Rationales for using price-to-earnings (P/E) ratios in valuation:
- Earnings power, as measured by earnings per share (EPS), is the primary determinant of investment value.
- The P/E ratio is popular in the investment community.
- Empirical research shows that P/E differences are significantly related to long-run average stock returns.
The drawbacks of using the P/E ratio are:
- Earnings can be negative, which produces a useless P/E ratio.
- The volatile, transitory portion of earnings makes the interpretation of P/E difficult for analysts.
- Management discretion within allowed accounting practices can distort reported earnings and thereby lessen the comparability of P/E ratios across firms.
Advantages of using the price-to-book value ratio (P/BV) include:
- Book value is a cumulative amount that is usually positive, even when the firm reports a loss and EPS is negative. Thus, P/BV can typically be used when P/E cannot.
- Book value is more stable than EPS, so it may be more useful than P/E when EPS is particularly high, low, or volatile.
- Book value is an appropriate measure of net asset value for firms that primarily hold liquid assets. Examples include finance, investment , insurance, and banking firms.
- P/BV can be useful in valuing companies that are expected to go out of business.
- Empirical research shows that P/BV ratios help explain differences in long-run average returns.
Disadvantages of using P/BV include:
- P/BV ratios do not recognize the value of nonphysical assets such as human capital.
- P/BV ratios can be misleading when there are significant differences in the asset intensity of production methods among the firms under consideration.
- Different accounting conventions can obscure the true investment in the firm made by shareholders, which reduces the comparability of P/BV ratios across firms and countries. For example, research and development costs (R&D) are expensed in the U.S., which can understate investment and overstate income over time.
- Inflation and technological change can cause the book and market value of assets to differ significantly, so book value is not an accurate measure of the value of the shareholders' investment. This makes it more difficult to compare P/BV ratios across firms.
The rationales for using the price to sales (P/S) ratio include:
- P/S is meaningful even for distressed firms, since sales revenue is always positive. This is not the case for P/E and P/BV ratios, which can be negative.
- Sales revenue is not as easy to manipulate or distort as EPS and book value, which are significantly affected by accounting conventions.
- P/S ratios are not as volatile as P/E multiples. This may make P/S ratios more reliable in valuation analysis.
- P/S ratios are particularly appropriate for valuing stocks in mature or cyclical industries and for start-up companies with no record of earnings.
- Like P/E and P/BV ratios, empirical research finds that differences in P/S are significantly related to differences in long-term average stock returns.
The disadvantages of using P/S ratios are:
- High growth in sales does not necessarily indicate operating profits as measured by earnings and cashflow.
- P/S ratios do not capture differences in cost structures across companies.

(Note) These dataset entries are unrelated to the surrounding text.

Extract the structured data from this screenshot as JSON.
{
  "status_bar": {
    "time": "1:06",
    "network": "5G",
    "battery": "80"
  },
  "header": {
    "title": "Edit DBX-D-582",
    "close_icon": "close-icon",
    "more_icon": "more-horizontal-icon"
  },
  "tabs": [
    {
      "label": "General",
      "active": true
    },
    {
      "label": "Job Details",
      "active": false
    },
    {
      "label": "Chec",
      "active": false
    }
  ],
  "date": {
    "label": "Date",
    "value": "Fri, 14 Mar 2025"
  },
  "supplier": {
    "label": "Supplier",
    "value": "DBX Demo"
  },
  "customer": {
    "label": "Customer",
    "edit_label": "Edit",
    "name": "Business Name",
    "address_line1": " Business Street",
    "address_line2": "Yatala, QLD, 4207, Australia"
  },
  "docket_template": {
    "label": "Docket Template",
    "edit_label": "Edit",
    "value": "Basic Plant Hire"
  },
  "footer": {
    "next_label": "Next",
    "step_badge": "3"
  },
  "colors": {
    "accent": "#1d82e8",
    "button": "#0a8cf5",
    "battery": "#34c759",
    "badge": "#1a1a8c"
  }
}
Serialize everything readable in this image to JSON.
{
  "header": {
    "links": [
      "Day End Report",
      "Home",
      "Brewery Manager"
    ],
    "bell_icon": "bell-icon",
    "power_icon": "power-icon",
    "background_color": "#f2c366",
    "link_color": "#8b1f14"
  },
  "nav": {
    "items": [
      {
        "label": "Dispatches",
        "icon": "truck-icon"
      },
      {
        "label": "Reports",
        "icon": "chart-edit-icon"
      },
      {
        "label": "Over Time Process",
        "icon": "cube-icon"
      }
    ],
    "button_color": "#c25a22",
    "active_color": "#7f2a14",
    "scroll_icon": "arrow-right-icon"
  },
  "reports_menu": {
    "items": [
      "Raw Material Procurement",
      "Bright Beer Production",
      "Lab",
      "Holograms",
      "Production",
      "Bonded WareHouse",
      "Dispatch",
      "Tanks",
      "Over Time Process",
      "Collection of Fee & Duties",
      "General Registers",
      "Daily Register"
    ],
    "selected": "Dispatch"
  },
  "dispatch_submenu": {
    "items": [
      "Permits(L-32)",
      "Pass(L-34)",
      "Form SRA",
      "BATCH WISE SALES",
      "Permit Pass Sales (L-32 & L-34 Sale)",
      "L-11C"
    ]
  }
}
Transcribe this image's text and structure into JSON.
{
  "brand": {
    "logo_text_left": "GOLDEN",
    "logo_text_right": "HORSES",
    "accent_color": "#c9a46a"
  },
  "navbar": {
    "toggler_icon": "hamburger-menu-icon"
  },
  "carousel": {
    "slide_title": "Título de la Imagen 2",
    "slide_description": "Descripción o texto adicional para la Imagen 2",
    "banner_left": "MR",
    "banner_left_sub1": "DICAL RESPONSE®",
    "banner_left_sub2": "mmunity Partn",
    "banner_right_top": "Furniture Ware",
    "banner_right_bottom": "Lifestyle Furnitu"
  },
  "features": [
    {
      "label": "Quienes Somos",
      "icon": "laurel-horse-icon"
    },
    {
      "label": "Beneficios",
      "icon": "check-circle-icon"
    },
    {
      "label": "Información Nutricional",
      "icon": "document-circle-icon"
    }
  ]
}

- While less subject to distortion than earnings or cashflows, revenue recognition practices can still distort sales forecasts. For example , analysts should look for company practices that speed up revenue recognition. An example is sales on a bill-and-hold basis, which involves selling products and delivering them at a later date. This practice accelerates sales into an earlier reporting period and distorts the P/S ratio.
Rationales for using the price to cashflow (P/CF) ratio include:
- Cash flow is harder for managers to manipulate than earnings.
- Price to cashflow is more stable than price to earnings.
- Reliance on cashflow rather than earnings addresses the problem of differences in the quality of reported earnings, (a problem when using P/Es).
- Empirical evidence indicates that differences in P/CF ratios are significantly related to differences in longrun average stock returns.
Drawbacks to the P/CF ratio:
- Some items affecting actual cashflow from operations are ignored when the EPS plus noncash charges estimate is used. For example, noncash revenue and net changes in working capital are ignored.
- From a theoretical perspective, free cash flow to equity (FCFE) is probably preferable to cash flow. However, FCFE is more volatile than straight cashflow.